EXERCISE PROMPT:
Scan the data and please report how many lines include the word "docker". Leave out everything but the number.

DATA FOR REVIEW:
>>>>>

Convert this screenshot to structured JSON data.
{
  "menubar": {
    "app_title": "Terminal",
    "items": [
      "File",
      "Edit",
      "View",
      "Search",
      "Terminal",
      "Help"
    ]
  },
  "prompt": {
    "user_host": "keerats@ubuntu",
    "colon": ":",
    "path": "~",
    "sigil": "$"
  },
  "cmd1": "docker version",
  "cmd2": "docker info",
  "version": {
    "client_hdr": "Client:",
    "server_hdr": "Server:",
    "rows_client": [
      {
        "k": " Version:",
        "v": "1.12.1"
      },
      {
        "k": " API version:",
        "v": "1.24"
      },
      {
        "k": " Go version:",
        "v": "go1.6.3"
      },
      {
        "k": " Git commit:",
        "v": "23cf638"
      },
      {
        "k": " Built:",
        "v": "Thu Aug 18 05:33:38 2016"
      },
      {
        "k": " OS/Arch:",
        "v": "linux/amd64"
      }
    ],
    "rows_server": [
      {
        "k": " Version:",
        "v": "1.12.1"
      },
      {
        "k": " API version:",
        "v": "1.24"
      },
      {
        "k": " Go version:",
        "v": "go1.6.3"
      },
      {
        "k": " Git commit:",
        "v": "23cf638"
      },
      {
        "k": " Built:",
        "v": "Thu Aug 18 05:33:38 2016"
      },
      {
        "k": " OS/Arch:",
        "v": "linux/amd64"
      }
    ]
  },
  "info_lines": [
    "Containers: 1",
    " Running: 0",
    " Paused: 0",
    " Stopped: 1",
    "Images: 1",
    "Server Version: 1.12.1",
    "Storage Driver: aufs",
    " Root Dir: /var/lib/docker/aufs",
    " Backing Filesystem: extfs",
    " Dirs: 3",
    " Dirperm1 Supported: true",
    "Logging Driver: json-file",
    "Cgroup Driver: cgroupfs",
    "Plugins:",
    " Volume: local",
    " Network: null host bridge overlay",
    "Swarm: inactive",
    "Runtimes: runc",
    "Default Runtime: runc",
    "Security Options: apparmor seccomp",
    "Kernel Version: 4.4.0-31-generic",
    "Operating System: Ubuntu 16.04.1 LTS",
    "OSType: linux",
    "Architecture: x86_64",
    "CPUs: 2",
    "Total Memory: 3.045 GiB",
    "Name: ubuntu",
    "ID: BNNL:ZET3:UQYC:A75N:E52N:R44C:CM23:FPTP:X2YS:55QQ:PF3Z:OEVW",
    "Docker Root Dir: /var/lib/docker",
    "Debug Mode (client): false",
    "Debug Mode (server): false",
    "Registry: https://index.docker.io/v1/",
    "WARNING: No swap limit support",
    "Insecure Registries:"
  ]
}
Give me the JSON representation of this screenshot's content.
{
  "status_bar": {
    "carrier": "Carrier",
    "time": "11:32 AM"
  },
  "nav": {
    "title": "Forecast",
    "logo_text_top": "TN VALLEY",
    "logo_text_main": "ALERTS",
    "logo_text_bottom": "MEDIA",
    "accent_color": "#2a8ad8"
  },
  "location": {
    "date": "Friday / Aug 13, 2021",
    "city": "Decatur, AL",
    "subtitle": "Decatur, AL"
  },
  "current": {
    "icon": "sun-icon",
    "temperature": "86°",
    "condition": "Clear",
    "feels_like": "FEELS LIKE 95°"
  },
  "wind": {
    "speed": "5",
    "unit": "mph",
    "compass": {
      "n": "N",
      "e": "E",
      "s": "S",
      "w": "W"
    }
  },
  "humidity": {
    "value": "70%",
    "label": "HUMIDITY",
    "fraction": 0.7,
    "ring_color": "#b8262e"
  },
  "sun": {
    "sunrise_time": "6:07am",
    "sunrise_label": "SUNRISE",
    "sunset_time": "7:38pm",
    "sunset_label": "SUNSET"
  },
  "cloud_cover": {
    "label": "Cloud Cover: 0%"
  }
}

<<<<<

WRITTEN RESPONSE:
5